EXERCISE GOAL
Copy every line of the entries that has the string "time" in it.
THE DATA START
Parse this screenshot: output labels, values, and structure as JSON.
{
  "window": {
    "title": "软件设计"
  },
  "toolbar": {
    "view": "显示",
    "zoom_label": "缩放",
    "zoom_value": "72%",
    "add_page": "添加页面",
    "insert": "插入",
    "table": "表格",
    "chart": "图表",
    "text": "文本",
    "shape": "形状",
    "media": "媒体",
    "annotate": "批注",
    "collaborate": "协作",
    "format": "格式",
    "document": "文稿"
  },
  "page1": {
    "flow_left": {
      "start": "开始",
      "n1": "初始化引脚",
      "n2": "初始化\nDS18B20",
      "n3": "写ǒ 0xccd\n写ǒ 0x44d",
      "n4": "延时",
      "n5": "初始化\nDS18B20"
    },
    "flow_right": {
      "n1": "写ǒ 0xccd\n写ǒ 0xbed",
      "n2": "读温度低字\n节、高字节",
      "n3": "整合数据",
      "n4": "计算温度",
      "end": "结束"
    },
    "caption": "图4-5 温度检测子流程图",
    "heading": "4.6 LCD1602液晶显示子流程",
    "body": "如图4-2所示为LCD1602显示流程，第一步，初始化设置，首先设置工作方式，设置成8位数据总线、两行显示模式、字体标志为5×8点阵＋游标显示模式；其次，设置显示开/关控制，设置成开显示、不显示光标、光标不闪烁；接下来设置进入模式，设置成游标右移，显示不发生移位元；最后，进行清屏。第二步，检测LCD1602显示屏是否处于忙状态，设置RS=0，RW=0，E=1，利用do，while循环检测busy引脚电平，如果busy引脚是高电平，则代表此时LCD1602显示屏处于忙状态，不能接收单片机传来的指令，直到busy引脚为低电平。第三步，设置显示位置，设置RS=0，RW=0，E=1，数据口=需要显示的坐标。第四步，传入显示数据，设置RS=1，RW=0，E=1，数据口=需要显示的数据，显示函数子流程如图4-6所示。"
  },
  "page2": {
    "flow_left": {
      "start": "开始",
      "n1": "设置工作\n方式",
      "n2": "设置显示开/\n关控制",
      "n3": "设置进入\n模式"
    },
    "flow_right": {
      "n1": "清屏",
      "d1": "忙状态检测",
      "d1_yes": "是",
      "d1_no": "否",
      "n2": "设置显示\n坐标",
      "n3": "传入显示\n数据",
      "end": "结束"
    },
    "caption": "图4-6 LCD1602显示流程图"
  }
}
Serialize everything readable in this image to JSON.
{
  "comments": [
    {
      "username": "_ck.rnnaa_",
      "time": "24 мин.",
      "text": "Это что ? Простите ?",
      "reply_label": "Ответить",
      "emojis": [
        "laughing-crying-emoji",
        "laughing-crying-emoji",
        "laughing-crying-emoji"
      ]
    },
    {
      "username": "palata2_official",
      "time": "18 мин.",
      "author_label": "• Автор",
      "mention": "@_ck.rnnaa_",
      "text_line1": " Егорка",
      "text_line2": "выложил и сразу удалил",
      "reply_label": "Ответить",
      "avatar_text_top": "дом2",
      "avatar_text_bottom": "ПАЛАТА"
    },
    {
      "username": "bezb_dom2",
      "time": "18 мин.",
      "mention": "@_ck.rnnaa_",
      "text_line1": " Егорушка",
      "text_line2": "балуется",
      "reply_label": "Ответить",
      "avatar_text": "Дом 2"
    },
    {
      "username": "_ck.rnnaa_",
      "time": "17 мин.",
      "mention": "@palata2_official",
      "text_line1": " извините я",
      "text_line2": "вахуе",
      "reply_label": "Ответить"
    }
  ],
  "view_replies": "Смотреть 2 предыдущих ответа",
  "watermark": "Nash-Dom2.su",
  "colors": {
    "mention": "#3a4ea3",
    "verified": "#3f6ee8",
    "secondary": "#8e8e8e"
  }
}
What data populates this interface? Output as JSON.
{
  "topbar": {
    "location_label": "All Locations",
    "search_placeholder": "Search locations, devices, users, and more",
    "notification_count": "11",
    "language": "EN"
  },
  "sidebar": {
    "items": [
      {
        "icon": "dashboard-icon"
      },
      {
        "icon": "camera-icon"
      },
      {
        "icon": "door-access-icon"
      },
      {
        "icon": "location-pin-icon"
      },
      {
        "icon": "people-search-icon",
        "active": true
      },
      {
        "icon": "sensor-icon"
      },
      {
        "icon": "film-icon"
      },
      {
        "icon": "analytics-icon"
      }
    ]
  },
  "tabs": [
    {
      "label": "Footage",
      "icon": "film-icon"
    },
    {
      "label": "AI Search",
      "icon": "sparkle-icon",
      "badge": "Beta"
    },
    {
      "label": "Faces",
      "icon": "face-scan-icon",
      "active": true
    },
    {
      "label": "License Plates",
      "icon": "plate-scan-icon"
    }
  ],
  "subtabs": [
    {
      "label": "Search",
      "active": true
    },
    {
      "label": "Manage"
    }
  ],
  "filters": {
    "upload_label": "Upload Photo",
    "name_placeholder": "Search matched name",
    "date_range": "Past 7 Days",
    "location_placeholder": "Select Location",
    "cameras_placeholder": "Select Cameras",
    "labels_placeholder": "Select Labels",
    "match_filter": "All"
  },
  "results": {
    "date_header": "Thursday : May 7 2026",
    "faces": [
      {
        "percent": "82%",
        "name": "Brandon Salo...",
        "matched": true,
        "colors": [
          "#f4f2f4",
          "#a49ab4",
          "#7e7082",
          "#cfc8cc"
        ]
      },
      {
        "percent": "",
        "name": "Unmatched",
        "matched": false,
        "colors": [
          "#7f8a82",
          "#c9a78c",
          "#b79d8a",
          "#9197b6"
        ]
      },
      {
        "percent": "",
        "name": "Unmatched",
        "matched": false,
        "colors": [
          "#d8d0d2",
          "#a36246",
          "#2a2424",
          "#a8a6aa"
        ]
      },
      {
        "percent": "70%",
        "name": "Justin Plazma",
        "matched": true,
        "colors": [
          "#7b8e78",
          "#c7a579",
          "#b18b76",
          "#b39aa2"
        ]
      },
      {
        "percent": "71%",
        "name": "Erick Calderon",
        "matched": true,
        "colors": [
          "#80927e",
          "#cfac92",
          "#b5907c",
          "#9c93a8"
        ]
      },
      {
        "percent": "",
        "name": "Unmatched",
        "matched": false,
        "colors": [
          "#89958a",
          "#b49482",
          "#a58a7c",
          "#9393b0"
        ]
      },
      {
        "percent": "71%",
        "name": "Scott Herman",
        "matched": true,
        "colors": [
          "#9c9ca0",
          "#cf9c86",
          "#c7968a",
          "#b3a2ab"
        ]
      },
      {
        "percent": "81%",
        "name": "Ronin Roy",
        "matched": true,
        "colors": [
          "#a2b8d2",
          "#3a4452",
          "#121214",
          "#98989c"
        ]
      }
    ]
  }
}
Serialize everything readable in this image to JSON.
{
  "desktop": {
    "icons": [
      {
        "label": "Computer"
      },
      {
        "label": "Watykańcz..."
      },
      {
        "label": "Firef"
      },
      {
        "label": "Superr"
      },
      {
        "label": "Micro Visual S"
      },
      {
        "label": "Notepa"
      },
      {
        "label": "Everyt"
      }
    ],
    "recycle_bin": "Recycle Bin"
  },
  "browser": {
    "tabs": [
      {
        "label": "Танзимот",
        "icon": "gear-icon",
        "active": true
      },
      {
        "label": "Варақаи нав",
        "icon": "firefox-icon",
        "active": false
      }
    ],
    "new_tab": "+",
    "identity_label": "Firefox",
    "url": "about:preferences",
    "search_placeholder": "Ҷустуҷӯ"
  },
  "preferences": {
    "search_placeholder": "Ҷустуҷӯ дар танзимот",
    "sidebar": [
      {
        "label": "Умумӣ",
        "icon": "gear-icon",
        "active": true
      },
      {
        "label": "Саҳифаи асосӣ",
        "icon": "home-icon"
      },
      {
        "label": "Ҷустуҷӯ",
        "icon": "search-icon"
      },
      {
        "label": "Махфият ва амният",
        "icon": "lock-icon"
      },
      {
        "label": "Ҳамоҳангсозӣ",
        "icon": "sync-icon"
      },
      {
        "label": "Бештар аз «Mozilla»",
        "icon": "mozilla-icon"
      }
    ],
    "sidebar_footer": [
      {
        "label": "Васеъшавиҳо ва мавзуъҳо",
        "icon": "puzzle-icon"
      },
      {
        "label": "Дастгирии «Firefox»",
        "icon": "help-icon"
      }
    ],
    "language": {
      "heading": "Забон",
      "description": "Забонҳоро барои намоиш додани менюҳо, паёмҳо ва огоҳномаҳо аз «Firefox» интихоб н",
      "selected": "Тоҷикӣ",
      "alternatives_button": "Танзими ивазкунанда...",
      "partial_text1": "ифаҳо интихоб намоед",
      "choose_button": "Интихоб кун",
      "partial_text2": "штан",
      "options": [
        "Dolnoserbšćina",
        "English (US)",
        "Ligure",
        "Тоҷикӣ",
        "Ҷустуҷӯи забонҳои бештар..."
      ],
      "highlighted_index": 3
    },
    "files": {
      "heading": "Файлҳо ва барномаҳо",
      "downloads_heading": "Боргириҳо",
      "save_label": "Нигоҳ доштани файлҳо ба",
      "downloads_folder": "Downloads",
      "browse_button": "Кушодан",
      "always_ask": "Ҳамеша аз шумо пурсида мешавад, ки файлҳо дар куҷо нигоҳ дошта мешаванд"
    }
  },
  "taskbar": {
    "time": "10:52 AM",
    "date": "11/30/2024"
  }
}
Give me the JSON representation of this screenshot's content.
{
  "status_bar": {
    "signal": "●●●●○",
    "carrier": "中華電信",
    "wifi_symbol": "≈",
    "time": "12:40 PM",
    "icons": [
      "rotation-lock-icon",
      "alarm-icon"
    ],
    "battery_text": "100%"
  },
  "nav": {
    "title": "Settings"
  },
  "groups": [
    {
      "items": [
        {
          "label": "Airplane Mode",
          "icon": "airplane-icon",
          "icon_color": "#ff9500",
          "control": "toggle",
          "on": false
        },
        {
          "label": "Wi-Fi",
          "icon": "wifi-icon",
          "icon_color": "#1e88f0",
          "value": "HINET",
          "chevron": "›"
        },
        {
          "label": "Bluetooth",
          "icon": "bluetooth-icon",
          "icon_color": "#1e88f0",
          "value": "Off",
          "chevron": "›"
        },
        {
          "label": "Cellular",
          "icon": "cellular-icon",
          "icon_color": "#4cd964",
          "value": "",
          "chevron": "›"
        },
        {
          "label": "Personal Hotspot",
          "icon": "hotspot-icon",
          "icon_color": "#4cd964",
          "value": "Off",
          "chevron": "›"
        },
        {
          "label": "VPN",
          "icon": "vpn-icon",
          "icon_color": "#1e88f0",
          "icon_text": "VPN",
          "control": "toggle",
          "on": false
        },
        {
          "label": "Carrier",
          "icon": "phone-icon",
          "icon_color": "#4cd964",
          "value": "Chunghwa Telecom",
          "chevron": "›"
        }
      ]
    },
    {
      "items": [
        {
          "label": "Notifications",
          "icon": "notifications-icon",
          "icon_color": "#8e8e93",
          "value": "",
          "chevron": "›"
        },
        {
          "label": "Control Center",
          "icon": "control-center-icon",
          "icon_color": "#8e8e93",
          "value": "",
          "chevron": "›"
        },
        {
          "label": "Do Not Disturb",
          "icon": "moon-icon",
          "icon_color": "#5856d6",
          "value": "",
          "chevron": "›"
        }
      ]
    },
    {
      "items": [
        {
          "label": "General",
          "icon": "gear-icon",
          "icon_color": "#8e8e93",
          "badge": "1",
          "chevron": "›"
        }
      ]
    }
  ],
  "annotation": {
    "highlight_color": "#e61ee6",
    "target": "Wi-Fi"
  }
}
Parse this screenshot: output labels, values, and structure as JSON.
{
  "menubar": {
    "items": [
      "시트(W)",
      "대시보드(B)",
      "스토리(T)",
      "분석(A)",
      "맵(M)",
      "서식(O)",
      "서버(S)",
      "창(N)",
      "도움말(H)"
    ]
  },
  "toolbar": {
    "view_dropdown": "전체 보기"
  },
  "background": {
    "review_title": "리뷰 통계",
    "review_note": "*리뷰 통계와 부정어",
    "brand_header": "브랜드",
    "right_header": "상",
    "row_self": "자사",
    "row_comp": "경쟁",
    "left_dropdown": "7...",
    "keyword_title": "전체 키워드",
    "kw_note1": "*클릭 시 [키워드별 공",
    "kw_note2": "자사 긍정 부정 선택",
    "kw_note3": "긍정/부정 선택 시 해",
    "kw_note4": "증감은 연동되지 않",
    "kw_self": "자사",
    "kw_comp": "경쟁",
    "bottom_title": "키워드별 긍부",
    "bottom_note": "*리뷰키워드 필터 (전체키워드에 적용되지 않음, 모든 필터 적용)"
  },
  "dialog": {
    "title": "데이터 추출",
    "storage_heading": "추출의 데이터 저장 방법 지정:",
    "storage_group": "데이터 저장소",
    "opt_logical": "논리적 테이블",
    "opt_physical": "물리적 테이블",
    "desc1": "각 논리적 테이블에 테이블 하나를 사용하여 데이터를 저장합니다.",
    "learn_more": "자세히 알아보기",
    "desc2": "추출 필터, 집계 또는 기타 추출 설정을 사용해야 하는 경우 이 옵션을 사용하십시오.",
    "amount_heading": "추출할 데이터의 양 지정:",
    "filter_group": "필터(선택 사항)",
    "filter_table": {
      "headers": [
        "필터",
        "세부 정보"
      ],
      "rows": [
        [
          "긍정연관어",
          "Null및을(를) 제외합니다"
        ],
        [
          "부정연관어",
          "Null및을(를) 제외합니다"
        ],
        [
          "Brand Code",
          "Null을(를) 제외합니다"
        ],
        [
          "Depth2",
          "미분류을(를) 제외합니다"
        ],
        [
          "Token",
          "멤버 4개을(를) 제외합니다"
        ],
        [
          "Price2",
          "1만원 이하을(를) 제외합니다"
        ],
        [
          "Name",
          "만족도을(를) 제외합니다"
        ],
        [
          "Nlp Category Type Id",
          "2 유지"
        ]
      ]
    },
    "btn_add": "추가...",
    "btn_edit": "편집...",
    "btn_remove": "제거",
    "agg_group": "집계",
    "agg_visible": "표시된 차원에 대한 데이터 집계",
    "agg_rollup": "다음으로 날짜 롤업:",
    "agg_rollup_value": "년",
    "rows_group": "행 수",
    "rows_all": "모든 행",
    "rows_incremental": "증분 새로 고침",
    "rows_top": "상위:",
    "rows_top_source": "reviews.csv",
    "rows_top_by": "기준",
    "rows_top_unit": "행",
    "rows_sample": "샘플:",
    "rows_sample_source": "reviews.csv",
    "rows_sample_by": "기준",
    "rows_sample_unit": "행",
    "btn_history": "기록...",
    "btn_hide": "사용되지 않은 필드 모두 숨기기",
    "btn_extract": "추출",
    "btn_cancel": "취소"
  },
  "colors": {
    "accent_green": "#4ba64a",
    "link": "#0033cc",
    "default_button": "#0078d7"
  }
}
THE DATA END
RESPONSE FOR THIS EXERCISE
      "time": "24 мин.",
      "time": "18 мин.",
      "time": "18 мин.",
      "time": "17 мин.",
    "time": "10:52 AM",
    "time": "12:40 PM",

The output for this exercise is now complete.